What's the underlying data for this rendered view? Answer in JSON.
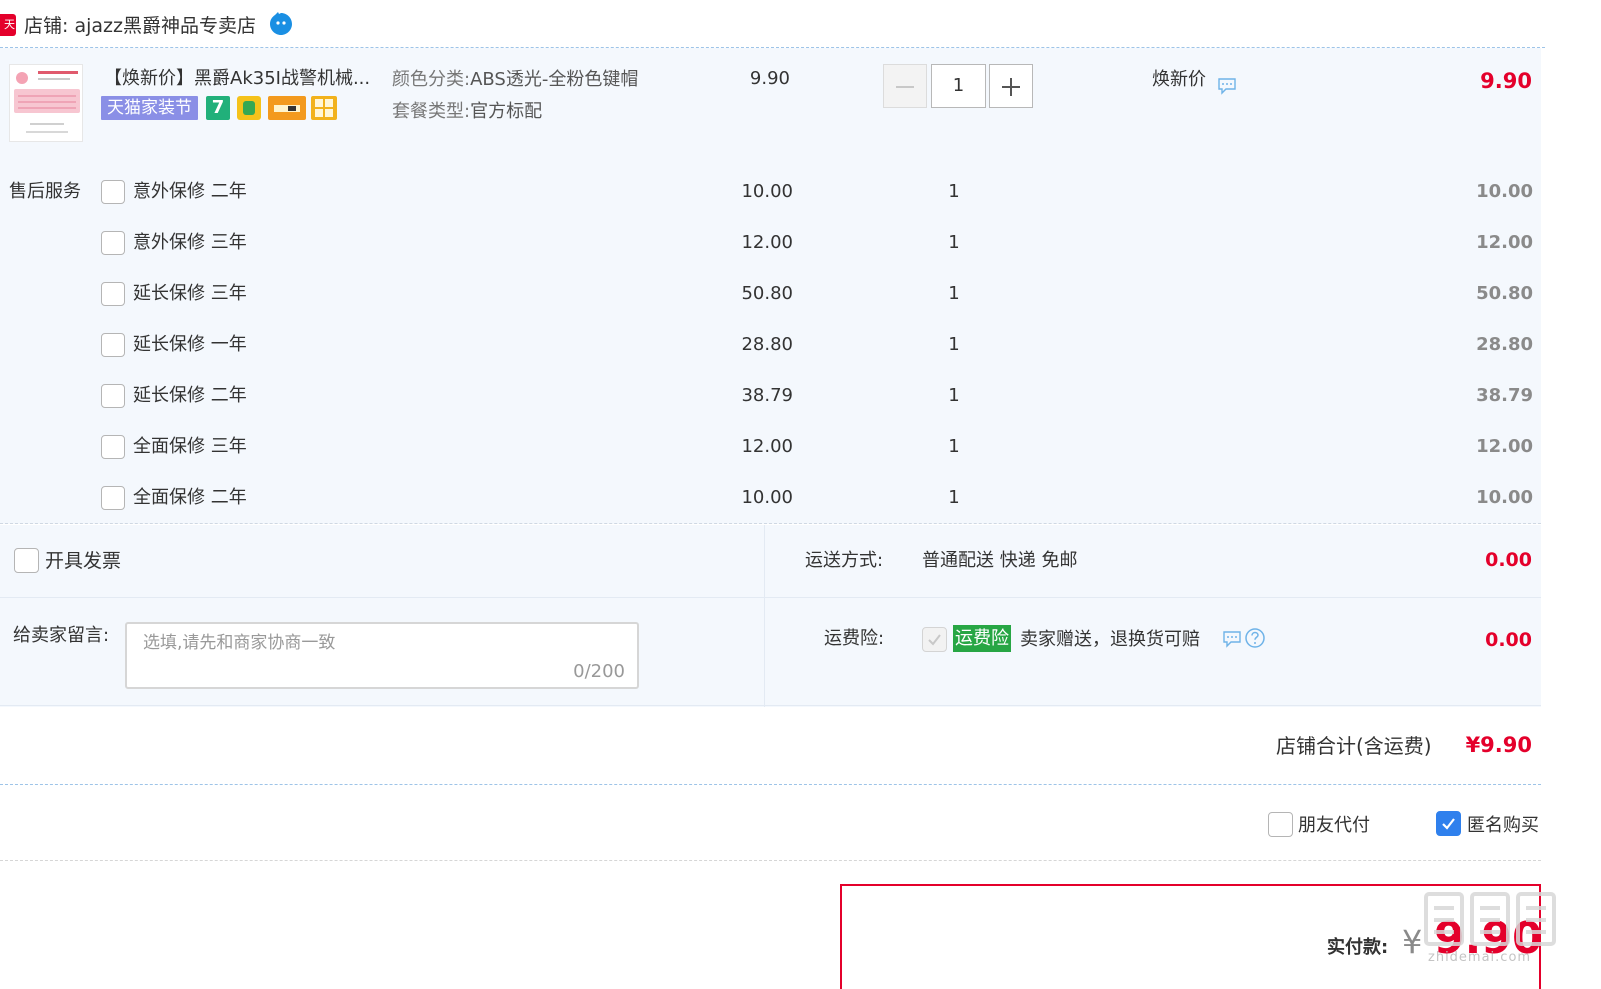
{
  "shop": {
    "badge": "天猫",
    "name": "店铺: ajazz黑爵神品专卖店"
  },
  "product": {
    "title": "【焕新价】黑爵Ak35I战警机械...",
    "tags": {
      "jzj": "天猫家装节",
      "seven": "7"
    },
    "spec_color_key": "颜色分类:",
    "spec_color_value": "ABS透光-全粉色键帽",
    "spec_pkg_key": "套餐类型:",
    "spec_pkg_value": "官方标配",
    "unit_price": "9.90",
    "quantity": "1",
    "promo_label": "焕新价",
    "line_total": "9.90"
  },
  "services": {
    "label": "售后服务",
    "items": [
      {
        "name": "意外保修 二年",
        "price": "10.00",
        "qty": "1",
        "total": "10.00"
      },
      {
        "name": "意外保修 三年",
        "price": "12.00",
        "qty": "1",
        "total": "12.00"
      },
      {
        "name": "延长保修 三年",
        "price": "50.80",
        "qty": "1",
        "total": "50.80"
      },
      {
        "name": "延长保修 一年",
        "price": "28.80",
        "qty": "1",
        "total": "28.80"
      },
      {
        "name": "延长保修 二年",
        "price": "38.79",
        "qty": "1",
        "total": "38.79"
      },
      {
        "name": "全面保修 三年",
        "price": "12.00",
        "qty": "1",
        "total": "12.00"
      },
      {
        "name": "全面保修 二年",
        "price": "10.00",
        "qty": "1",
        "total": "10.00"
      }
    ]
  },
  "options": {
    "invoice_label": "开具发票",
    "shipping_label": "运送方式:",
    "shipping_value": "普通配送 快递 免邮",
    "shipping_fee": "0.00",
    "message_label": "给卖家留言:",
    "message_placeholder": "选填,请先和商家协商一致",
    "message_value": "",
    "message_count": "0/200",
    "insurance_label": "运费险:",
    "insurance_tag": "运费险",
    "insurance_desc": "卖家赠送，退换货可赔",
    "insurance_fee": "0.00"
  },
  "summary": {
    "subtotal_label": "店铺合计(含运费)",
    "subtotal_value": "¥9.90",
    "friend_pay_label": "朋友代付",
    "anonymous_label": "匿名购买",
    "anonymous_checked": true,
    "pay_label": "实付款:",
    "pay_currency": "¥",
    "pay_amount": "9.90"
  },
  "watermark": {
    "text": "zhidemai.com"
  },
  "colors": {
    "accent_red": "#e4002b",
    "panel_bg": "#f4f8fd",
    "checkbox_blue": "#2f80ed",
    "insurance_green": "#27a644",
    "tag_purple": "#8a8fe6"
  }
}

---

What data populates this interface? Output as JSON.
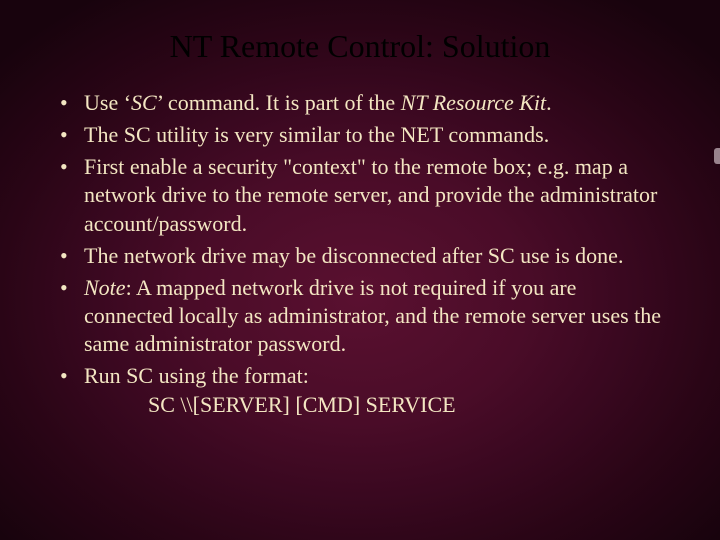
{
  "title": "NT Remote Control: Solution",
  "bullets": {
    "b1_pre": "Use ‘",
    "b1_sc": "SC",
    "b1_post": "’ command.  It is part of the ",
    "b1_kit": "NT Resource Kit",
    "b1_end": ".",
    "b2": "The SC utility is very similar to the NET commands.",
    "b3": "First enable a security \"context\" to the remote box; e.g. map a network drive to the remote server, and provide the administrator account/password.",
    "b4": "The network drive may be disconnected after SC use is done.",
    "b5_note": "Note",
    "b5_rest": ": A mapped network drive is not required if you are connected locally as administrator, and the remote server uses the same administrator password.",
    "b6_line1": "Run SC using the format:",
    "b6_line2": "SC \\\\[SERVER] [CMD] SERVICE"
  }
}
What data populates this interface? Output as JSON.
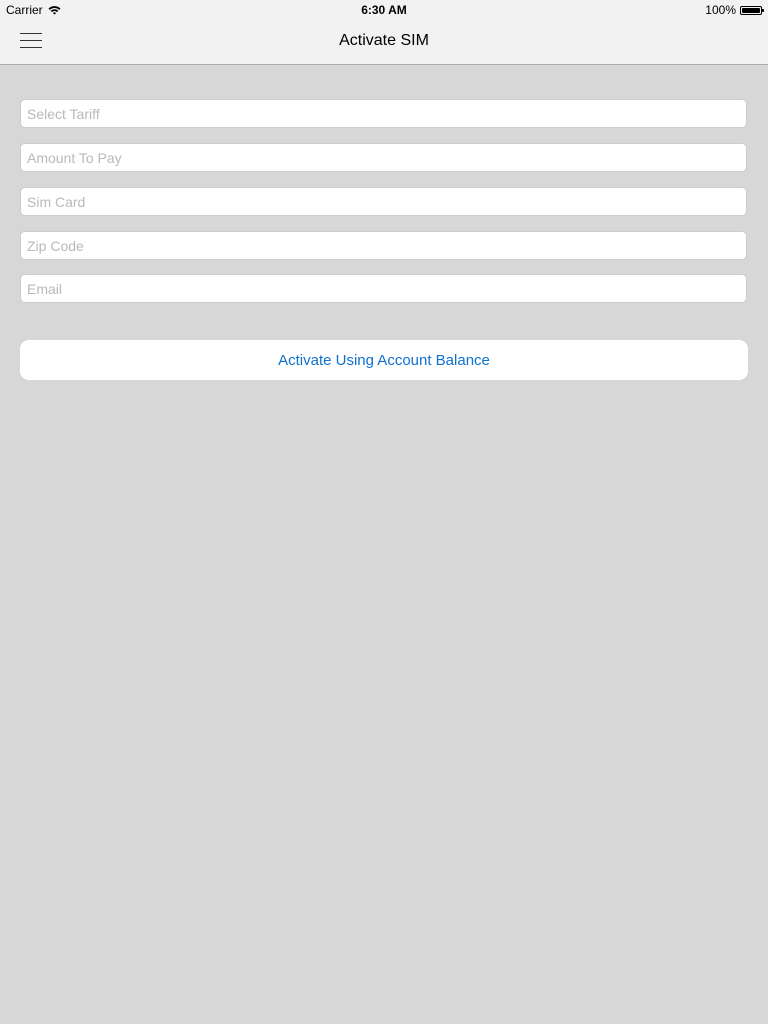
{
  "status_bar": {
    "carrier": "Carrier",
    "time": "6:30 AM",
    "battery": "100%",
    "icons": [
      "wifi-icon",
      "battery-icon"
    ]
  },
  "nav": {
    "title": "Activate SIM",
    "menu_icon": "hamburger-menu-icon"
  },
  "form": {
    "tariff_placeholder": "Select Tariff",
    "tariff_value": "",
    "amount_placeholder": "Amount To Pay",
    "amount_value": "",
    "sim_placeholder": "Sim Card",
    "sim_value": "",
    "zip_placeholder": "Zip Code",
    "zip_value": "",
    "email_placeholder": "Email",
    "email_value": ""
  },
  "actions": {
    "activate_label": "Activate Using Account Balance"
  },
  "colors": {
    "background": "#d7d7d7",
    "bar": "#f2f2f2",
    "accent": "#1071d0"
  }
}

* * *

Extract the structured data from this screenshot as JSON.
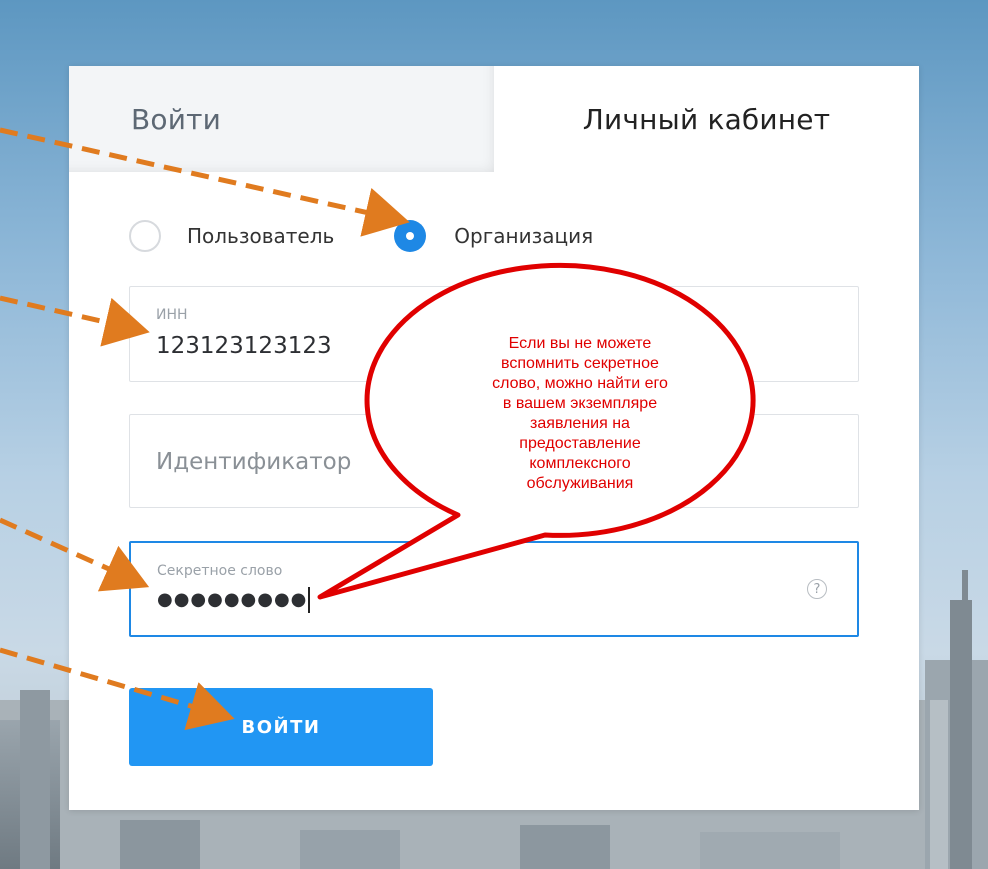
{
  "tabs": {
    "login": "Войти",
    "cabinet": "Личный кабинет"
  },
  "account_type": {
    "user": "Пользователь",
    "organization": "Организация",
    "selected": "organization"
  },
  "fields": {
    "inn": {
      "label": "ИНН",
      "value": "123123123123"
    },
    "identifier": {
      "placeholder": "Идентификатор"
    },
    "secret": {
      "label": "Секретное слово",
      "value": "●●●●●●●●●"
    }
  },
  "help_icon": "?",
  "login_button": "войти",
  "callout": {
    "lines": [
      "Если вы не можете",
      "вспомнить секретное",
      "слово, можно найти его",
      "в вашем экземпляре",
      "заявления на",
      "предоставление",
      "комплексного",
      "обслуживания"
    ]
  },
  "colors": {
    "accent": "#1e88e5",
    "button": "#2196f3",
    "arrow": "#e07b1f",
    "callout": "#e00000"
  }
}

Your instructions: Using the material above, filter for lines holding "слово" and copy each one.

Your solution:
      "label": "Секретное слово",
      "слово, можно найти его",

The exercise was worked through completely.